Previously in this post I mentioned the need to define your infrastructure as code. This means that however an application is to be deployed that process should be written as code. Languages like Terraform and CloudFormation allow you to define the specific servers or services you’ll need for the application to run. Alternatively you may have Docker images or Kubernetes deployment scripts that need to be run. All of this defines the infrastructure as code.
The biggest catch to this is that the infrastructure code should live alongside the rest of the service code. Whoever manages the service should also have access to the infrastructure files. This will allow the team to work and make changes if necessary to the infrastructure without tying up a specific resource. Or allow input from the architect into the discussion on how a service will be implemented.
This is the true nature of DevOps. A collaboration between development and operations. The lines between the two should be blurred and everyone on the team should be cross trained. This would allow everyone to be able to manage and deploy applications independent of a single Operations team.
Manage a Pipeline
In the same way a service should manage its own infrastructure so to must it be able to manage how the service gets tested and deployed. This can be done through pipelines, which define the stages that an application must go through in order to be deployed. Certain systems like CircleCI, Jenkins and TravisCI all allow you to defined the pipeline as a file within a repository.
The pipeline can execute specific steps of the pipeline depending on whether code was merged into a specific branch or tagged. This allows you to determine the flow of both your infrastructure and application through a pipeline.
Obviously teams should consider adding some of the tooling that was outlined ahead of time and to trigger the process upon an action on a code review.
The practices and plans outlined above should be standard for all teams but freedom should be given to those teams on how they can go about doing them. This will allow for some natural growth and possibly effective practices that can be shared with other teams.
Remember, we expect that these teams grow organically by splitting off from each other. You can also allow members to be shuffled between teams after a certain amount of time or after a specific project is completed.
It is important to keep an eye on your teams to see what is working and what isn’t and to have them meet regularly to share ideas, come up with new plans, or build effective tooling to help your organization move forward.
People in technology love to grow and learn and build new things.
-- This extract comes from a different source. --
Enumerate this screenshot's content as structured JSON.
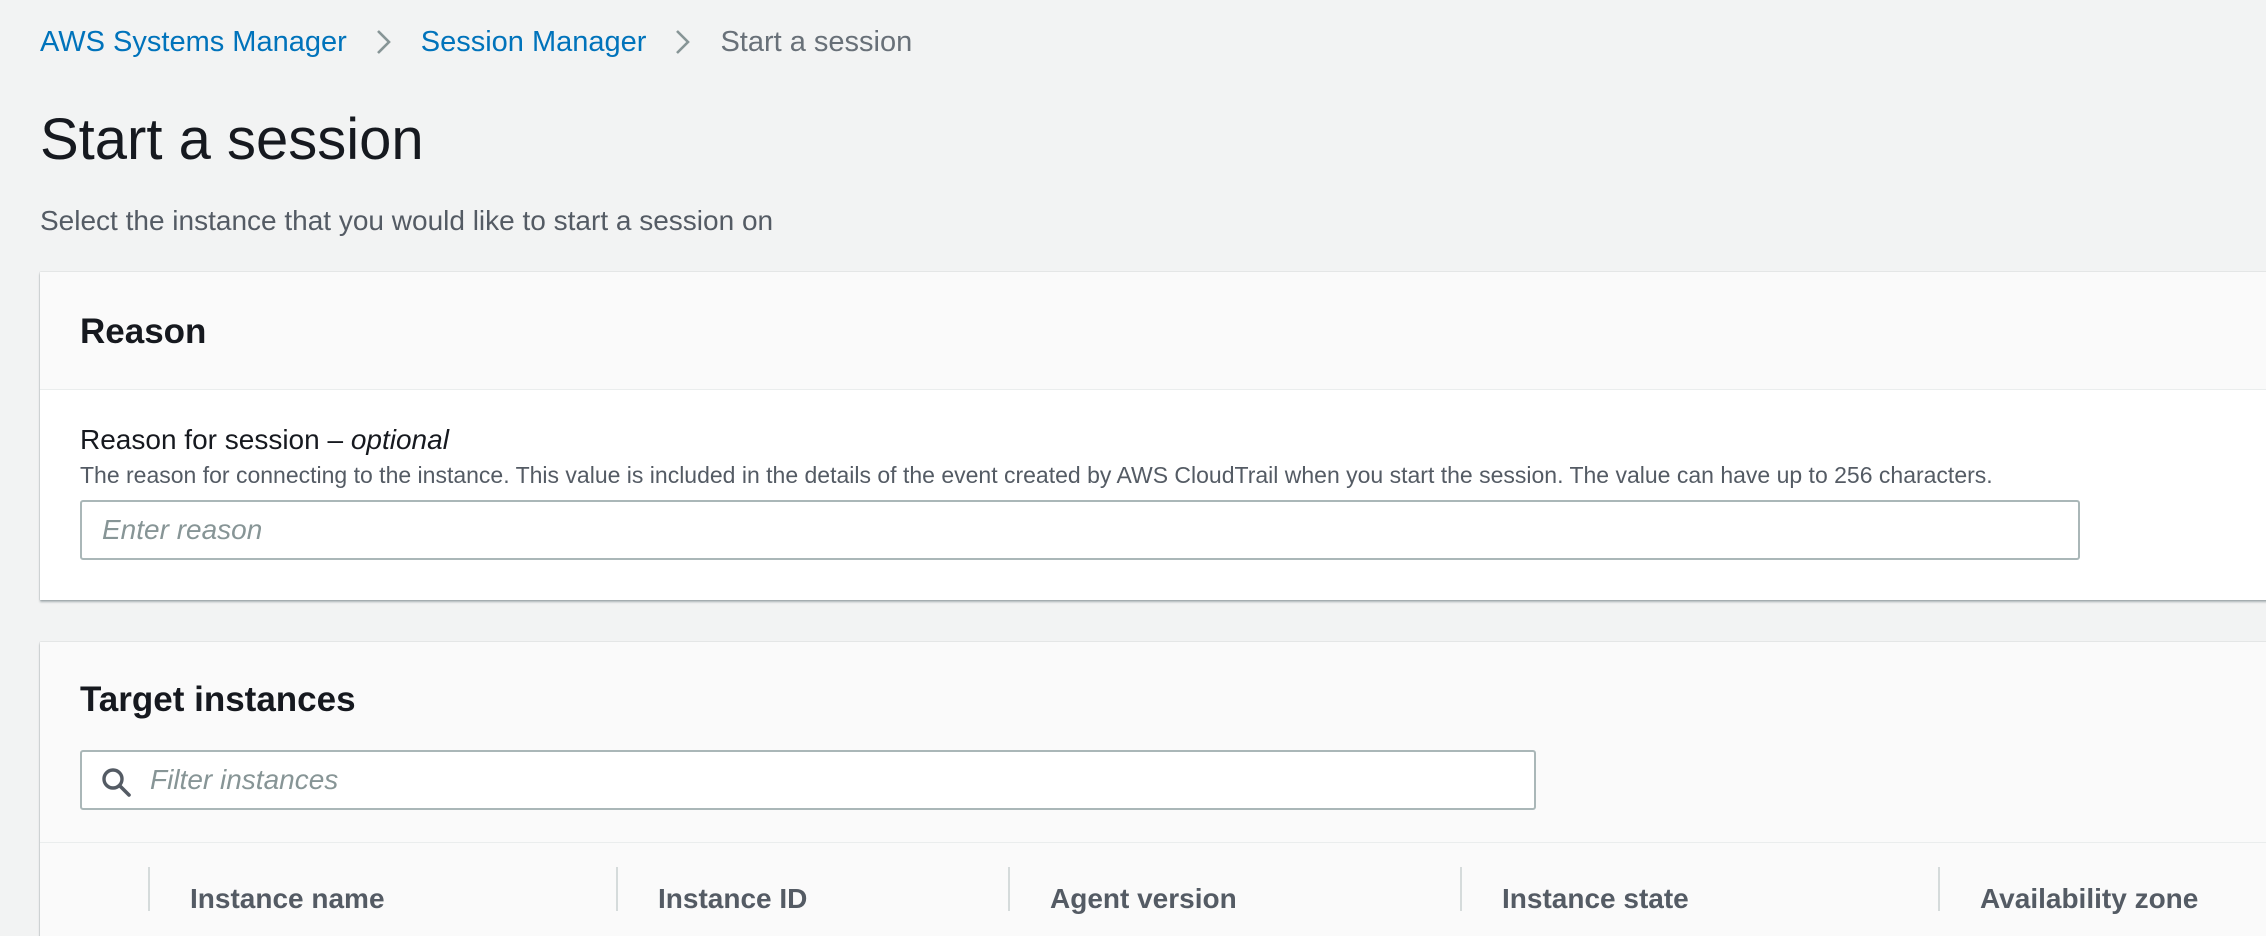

Often time companies seem to constrain and limit that creativity and growth in order to meet deadlines. Building an effective team is not abous siloing or separating but instead building an environment of collaboration and learning.
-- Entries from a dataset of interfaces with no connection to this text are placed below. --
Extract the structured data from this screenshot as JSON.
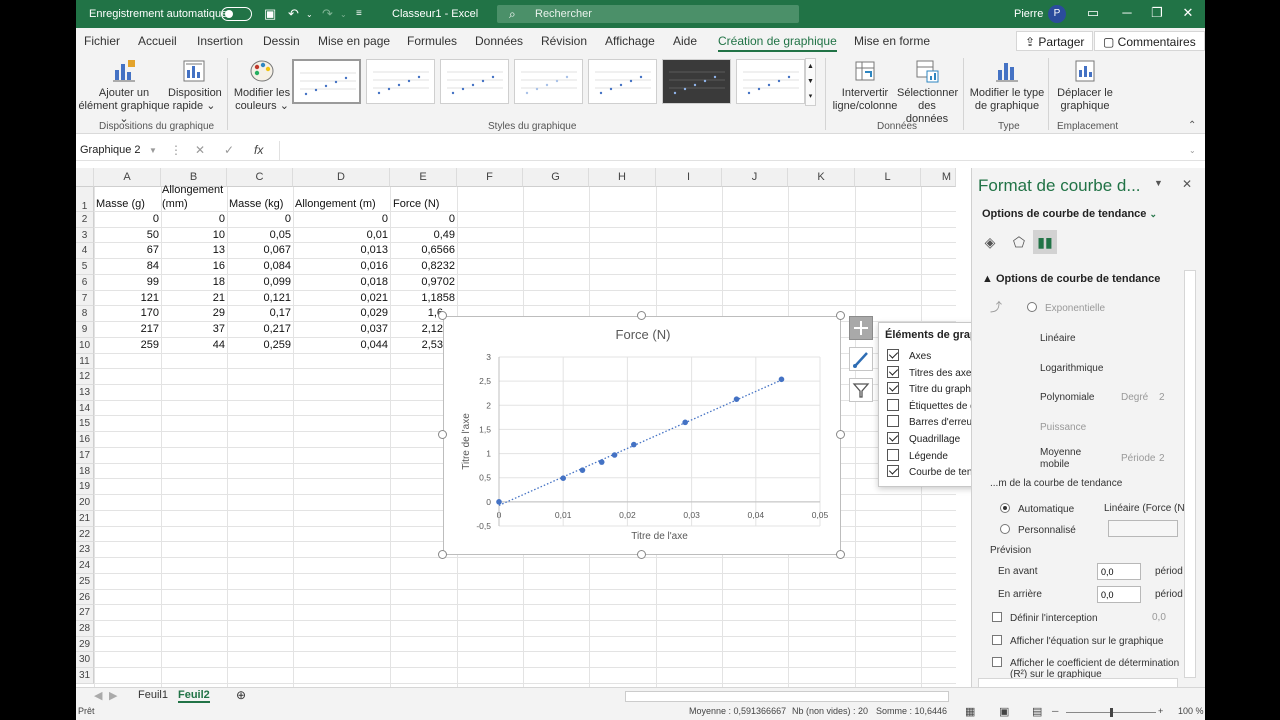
{
  "titlebar": {
    "autosave": "Enregistrement automatique",
    "title": "Classeur1  -  Excel",
    "search_placeholder": "Rechercher",
    "user": "Pierre",
    "avatar": "P"
  },
  "tabs": [
    "Fichier",
    "Accueil",
    "Insertion",
    "Dessin",
    "Mise en page",
    "Formules",
    "Données",
    "Révision",
    "Affichage",
    "Aide",
    "Création de graphique",
    "Mise en forme"
  ],
  "active_tab": "Création de graphique",
  "share": "Partager",
  "comments": "Commentaires",
  "ribbon": {
    "add_element": "Ajouter un élément graphique",
    "quick_layout": "Disposition rapide",
    "change_colors": "Modifier les couleurs",
    "switch_row_col": "Intervertir ligne/colonne",
    "select_data": "Sélectionner des données",
    "change_type": "Modifier le type de graphique",
    "move_chart": "Déplacer le graphique",
    "groups": {
      "layouts": "Dispositions du graphique",
      "styles": "Styles du graphique",
      "data": "Données",
      "type": "Type",
      "location": "Emplacement"
    }
  },
  "formula": {
    "namebox": "Graphique 2",
    "fx": "fx"
  },
  "columns": [
    "A",
    "B",
    "C",
    "D",
    "E",
    "F",
    "G",
    "H",
    "I",
    "J",
    "K",
    "L",
    "M"
  ],
  "rows": [
    "1",
    "2",
    "3",
    "4",
    "5",
    "6",
    "7",
    "8",
    "9",
    "10",
    "11",
    "12",
    "13",
    "14",
    "15",
    "16",
    "17",
    "18",
    "19",
    "20",
    "21",
    "22",
    "23",
    "24",
    "25",
    "26",
    "27",
    "28",
    "29",
    "30",
    "31"
  ],
  "headers": {
    "a": "Masse (g)",
    "b1": "Allongement",
    "b2": "(mm)",
    "c": "Masse (kg)",
    "d": "Allongement (m)",
    "e": "Force (N)"
  },
  "table": [
    [
      "0",
      "0",
      "0",
      "0",
      "0"
    ],
    [
      "50",
      "10",
      "0,05",
      "0,01",
      "0,49"
    ],
    [
      "67",
      "13",
      "0,067",
      "0,013",
      "0,6566"
    ],
    [
      "84",
      "16",
      "0,084",
      "0,016",
      "0,8232"
    ],
    [
      "99",
      "18",
      "0,099",
      "0,018",
      "0,9702"
    ],
    [
      "121",
      "21",
      "0,121",
      "0,021",
      "1,1858"
    ],
    [
      "170",
      "29",
      "0,17",
      "0,029",
      "1,6"
    ],
    [
      "217",
      "37",
      "0,217",
      "0,037",
      "2,12"
    ],
    [
      "259",
      "44",
      "0,259",
      "0,044",
      "2,53"
    ]
  ],
  "chart_data": {
    "type": "scatter",
    "title": "Force (N)",
    "xlabel": "Titre de l'axe",
    "ylabel": "Titre de l'axe",
    "x": [
      0,
      0.01,
      0.013,
      0.016,
      0.018,
      0.021,
      0.029,
      0.037,
      0.044
    ],
    "series": [
      {
        "values": [
          0,
          0.49,
          0.6566,
          0.8232,
          0.9702,
          1.1858,
          1.6464,
          2.1266,
          2.5382
        ]
      }
    ],
    "xlim": [
      0,
      0.05
    ],
    "ylim": [
      -0.5,
      3
    ],
    "xticks": [
      "0",
      "0,01",
      "0,02",
      "0,03",
      "0,04",
      "0,05"
    ],
    "yticks": [
      "-0,5",
      "0",
      "0,5",
      "1",
      "1,5",
      "2",
      "2,5",
      "3"
    ],
    "grid": true,
    "trendline": "linear",
    "marker_color": "#4472c4"
  },
  "elements_popup": {
    "title": "Éléments de graphique",
    "items": [
      {
        "label": "Axes",
        "checked": true
      },
      {
        "label": "Titres des axes",
        "checked": true
      },
      {
        "label": "Titre du graphique",
        "checked": true
      },
      {
        "label": "Étiquettes de données",
        "checked": false
      },
      {
        "label": "Barres d'erreur",
        "checked": false
      },
      {
        "label": "Quadrillage",
        "checked": true
      },
      {
        "label": "Légende",
        "checked": false
      },
      {
        "label": "Courbe de tendance",
        "checked": true
      }
    ]
  },
  "pane": {
    "title": "Format de courbe d...",
    "subtitle": "Options de courbe de tendance",
    "section": "Options de courbe de tendance",
    "types": {
      "exponential": "Exponentielle",
      "linear": "Linéaire",
      "log": "Logarithmique",
      "poly": "Polynomiale",
      "degree": "Degré",
      "degree_value": "2",
      "power": "Puissance",
      "moving_avg_1": "Moyenne",
      "moving_avg_2": "mobile",
      "period": "Période",
      "period_value": "2"
    },
    "name_label": "...m de la courbe de tendance",
    "auto": "Automatique",
    "auto_value": "Linéaire (Force (N",
    "custom": "Personnalisé",
    "forecast": "Prévision",
    "forward": "En avant",
    "forward_value": "0,0",
    "backward": "En arrière",
    "backward_value": "0,0",
    "periods_label": "périod",
    "intercept": "Définir l'interception",
    "intercept_value": "0,0",
    "show_equation": "Afficher l'équation sur le graphique",
    "show_r2_1": "Afficher le coefficient de détermination",
    "show_r2_2": "(R²) sur le graphique"
  },
  "sheets": [
    "Feuil1",
    "Feuil2"
  ],
  "active_sheet": "Feuil2",
  "status": {
    "ready": "Prêt",
    "average": "Moyenne : 0,591366667",
    "count": "Nb (non vides) : 20",
    "sum": "Somme : 10,6446",
    "zoom": "100 %"
  }
}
By forcing people with different talents to collaborate on a project and learn from each other is only going to benefit your company and allow you to grow. The cross training allows someone to pick up the slack if someone leaves or gets sick. Standardizing workflows and practices establish a baseline for all teams to work at but allows for upward growth. Organically grown teams allow for evolution within your organization.
I started this journey as a thought experiment on how I believe teams should work. This was what I came up with. I’ve worked on a few teams with disparate elements found here and often wondered where they were limited. Reading books and listening to talks and experimentation on my own helped form in my mind how I would run a team. I hope someday to have the opportunity to make this happen.